» TO DO:
Please work out how many lines in the data below contain "likes", and reply with that number alone.

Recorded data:
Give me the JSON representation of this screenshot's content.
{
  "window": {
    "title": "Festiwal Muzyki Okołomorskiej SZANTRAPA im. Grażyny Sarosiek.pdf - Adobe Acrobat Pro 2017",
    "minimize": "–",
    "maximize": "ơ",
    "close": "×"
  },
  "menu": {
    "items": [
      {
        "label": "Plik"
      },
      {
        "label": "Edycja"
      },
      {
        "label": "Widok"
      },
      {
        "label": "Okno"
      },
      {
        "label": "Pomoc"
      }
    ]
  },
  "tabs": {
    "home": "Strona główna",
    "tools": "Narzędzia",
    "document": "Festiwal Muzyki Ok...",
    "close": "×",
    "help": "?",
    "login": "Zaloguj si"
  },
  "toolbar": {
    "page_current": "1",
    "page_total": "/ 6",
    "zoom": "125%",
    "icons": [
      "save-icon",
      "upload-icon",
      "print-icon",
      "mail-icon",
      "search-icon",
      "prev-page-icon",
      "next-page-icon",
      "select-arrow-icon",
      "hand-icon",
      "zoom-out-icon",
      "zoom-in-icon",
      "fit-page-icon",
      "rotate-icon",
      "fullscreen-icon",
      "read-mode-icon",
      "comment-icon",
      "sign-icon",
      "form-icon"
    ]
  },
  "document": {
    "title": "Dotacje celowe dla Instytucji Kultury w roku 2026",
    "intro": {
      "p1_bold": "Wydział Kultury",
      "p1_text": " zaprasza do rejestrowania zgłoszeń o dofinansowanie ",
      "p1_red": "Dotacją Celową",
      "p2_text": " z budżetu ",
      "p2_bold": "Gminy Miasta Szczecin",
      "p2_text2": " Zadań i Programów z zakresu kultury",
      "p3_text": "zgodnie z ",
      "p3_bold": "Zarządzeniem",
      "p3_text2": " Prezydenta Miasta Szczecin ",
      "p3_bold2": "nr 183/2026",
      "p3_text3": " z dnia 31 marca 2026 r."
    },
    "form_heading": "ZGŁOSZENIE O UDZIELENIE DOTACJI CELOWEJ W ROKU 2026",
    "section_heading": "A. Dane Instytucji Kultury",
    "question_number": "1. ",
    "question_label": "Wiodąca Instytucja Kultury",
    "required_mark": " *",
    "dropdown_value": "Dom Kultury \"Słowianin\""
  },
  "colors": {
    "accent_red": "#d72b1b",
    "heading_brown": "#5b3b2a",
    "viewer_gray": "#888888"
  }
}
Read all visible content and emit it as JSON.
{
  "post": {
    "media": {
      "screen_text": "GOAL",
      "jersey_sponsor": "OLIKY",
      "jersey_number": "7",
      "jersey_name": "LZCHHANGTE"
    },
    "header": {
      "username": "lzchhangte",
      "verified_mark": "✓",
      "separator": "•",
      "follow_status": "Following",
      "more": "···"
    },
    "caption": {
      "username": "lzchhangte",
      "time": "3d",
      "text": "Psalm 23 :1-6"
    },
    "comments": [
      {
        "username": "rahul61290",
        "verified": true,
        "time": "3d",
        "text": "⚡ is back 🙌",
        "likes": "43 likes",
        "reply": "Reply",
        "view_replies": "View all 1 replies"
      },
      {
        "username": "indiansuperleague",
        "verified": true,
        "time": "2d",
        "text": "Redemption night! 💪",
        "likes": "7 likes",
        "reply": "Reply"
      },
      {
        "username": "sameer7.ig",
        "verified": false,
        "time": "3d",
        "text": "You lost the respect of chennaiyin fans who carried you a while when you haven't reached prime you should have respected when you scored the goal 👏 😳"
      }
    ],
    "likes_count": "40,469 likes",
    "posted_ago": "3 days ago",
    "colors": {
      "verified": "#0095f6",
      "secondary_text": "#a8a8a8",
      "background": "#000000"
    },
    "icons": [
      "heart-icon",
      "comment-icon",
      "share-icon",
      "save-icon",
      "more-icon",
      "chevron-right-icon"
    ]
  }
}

» RESPONSE:
3